monotony of potatoes and bread-and-butter. After
a sound drubbing followed by half a day's fasting, I
felt more like laughing than like crying; and, in half
a while, all was forgotten and my wickedness
began afresh and worse than ever.
One summer's evening, I came home in fine fettle.
I and ten of my school-fellows had played truant:
we had gone to pick apples in the priest's orchard;
and we had pulled the burgomaster's calf into the
brook to teach it to swim, but the banks were too
high and the beast was drowned. Father, who had
heard of these happenings, laid hold of me in a
rage and gave me a furious trouncing with a poker,
after which, instead of turning me into the road, as
his custom was, he caught me up fair and square,
carried me to the loft, flung me down on the floor
and bolted the trap-door behind him.
In the loft! Heavenly goodness, in the loft!
Of an evening I never dared think of the place; and
in bright sunshine I went there but seldom and then
always in fear.
I lay as dead, pinched my eyes to and pondered on
my wretched plight. 'Twas silent all around; I heard
nothing, nothing. That lasted pretty long, till I began
to feel that the boards were so hard and that my
body, which had been thrashed black and blue,was hurting me. My back was stiff and my arms
and legs grew cold. And yet I nor wished nor
meant to stir: that was settled in my head. In the
end, it became unbearable: I drew in my right leg,
shifted my arm and carefully opened my eyes.
'Twas so ghastly, oh, so frightfully dark and warm:

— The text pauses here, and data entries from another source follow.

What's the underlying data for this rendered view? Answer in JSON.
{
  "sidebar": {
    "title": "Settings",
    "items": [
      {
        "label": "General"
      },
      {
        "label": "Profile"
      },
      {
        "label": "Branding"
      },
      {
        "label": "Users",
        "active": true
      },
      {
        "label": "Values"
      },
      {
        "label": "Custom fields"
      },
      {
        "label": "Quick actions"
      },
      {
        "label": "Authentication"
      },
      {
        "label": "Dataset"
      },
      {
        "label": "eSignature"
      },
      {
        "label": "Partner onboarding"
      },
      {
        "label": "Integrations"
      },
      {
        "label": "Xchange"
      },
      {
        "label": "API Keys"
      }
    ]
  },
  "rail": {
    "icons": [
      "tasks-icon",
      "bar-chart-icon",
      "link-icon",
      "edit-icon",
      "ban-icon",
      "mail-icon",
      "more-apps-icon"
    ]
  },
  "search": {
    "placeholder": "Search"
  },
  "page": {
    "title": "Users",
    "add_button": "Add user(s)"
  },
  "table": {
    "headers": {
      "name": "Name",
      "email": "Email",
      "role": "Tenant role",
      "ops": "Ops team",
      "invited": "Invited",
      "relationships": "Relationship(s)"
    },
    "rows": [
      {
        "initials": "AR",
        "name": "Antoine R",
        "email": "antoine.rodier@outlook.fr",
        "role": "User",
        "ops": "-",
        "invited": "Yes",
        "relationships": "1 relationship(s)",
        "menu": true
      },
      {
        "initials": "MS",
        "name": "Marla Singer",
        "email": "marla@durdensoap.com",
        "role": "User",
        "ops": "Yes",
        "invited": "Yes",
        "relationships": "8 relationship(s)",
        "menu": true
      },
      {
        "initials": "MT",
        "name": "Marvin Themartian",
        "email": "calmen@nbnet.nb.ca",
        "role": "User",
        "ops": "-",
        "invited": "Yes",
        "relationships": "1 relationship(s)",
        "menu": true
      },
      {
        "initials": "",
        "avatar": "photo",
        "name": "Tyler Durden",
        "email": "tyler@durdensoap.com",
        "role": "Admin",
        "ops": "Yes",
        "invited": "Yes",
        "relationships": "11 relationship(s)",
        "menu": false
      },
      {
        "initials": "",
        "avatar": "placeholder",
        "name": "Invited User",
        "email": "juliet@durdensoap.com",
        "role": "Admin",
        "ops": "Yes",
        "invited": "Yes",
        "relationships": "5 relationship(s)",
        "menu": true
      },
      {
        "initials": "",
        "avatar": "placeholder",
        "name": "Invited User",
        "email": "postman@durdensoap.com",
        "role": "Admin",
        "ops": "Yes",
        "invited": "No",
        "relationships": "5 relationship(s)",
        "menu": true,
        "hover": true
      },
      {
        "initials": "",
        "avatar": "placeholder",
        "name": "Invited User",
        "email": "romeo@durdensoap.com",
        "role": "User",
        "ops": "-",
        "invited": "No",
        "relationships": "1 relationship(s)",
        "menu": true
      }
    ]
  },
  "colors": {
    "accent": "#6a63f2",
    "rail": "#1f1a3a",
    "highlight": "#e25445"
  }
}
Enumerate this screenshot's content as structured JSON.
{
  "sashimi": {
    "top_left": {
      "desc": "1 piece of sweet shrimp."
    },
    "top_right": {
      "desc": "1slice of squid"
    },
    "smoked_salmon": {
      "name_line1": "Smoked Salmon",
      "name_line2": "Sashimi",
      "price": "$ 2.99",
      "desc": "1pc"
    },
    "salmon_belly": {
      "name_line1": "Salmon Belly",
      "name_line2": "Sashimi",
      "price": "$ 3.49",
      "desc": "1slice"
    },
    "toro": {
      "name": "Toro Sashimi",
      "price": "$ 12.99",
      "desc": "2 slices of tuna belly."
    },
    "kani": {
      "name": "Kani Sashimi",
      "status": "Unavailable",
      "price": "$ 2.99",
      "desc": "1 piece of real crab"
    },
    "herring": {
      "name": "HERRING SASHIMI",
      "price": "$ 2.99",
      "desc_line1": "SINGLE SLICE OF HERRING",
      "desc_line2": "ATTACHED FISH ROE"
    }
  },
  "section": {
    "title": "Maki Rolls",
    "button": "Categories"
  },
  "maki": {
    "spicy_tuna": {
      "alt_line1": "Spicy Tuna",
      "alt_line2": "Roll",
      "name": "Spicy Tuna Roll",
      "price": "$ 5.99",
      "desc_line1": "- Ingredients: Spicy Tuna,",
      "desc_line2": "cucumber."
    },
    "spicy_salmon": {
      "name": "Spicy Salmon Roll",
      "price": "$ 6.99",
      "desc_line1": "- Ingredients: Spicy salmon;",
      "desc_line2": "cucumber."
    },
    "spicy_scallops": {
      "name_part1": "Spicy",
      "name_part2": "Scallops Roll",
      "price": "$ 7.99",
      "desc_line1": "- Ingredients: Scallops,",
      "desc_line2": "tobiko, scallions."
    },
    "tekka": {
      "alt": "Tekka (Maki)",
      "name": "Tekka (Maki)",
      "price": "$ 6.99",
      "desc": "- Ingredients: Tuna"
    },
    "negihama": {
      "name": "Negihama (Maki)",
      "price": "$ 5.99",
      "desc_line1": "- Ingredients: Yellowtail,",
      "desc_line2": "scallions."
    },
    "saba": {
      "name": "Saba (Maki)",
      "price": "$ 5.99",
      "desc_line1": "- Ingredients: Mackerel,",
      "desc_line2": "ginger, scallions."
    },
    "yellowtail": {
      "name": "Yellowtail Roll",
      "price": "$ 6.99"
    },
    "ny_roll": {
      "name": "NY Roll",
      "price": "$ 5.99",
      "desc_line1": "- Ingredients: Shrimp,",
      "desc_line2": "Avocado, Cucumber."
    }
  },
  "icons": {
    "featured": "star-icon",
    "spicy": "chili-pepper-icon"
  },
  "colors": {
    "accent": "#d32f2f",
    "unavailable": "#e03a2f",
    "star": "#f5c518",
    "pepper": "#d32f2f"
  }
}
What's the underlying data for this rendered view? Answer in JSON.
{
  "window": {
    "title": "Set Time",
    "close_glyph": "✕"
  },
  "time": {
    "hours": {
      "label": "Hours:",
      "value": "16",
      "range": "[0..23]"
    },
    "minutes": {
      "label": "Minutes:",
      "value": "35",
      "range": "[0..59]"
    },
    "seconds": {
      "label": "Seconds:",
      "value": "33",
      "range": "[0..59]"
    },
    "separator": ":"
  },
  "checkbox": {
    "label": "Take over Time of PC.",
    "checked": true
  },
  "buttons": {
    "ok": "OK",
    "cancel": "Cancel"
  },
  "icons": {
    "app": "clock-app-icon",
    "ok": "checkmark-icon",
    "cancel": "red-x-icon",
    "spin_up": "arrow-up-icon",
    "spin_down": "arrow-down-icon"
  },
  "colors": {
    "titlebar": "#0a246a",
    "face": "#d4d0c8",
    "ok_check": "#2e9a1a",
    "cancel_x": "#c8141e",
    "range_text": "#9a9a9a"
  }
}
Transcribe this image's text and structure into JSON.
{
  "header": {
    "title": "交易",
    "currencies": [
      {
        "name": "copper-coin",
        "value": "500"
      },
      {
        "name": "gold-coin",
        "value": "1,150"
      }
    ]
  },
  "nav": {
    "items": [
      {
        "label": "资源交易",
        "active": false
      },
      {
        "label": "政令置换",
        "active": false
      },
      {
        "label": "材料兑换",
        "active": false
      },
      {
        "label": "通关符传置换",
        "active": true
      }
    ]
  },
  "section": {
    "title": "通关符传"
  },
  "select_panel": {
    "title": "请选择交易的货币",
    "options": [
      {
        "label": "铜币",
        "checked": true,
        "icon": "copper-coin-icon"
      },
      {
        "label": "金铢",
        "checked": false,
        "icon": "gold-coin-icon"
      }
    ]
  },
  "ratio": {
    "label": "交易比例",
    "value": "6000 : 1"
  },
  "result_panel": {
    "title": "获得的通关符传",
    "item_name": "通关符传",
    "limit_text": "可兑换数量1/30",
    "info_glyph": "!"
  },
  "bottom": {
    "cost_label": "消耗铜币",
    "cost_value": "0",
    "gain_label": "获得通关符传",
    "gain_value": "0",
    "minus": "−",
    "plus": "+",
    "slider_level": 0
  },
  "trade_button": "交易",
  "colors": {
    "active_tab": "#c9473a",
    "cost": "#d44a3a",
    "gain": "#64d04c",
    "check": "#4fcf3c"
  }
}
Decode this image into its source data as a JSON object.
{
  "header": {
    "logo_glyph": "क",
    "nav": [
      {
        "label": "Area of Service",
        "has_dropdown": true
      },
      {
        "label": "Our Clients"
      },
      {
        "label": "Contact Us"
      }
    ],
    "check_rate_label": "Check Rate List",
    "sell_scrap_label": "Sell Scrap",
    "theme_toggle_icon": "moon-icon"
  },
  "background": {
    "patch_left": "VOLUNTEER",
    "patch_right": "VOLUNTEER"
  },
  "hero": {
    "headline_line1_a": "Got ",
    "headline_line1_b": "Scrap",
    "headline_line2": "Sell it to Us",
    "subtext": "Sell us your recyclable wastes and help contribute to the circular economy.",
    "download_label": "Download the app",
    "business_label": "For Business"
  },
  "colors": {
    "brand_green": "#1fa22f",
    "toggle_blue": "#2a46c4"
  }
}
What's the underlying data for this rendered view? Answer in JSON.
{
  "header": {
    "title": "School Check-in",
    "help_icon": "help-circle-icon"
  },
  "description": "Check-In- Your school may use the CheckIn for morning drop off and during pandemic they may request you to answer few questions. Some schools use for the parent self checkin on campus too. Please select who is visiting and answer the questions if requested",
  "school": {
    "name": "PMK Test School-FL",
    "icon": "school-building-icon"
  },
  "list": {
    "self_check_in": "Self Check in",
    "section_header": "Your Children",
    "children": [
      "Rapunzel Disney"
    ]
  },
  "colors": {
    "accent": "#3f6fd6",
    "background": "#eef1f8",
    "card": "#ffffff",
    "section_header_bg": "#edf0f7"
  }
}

I could see the warm darkness; so funny, that
steep, slanting tiled roof, crossed by black rafters,
beams and laths, and all that space beyond, which
disappeared in the dark ridgework: 'twas like a
deserted, haunted booth at a fair, during the night.
Over my head, like threatening blunderbusses, old
trousers and jackets hung swinging, with empty
arms and legs: they looked just like fellows that
had been hanged! And it grew darker, steadily
darker.
My eyes stood fixed and I heard my breath come
and go. I pondered how 'twould end here. That
lasting silence affrighted me; the anxious waiting
for that coming night: to have to spend a long, long
night here alone! My hair itched and pricked on my
head. And the rats! I gave a great loud scream. It
rang in anguish through the sloping vault of the loft.
I listened as it died away … and nothing followed. I
screamed again and again and went on, till my
throat was torn.
The gruesome thought of those rats and of that
long night drove me mad with fear. I rolled about
on the floor, I struck out with my arms and legs,
like one possessed, in violent, childish fury. Then,
worn out, I let my arms and legs rest; at last, tired,
swallowed up in my helplessness, left without will or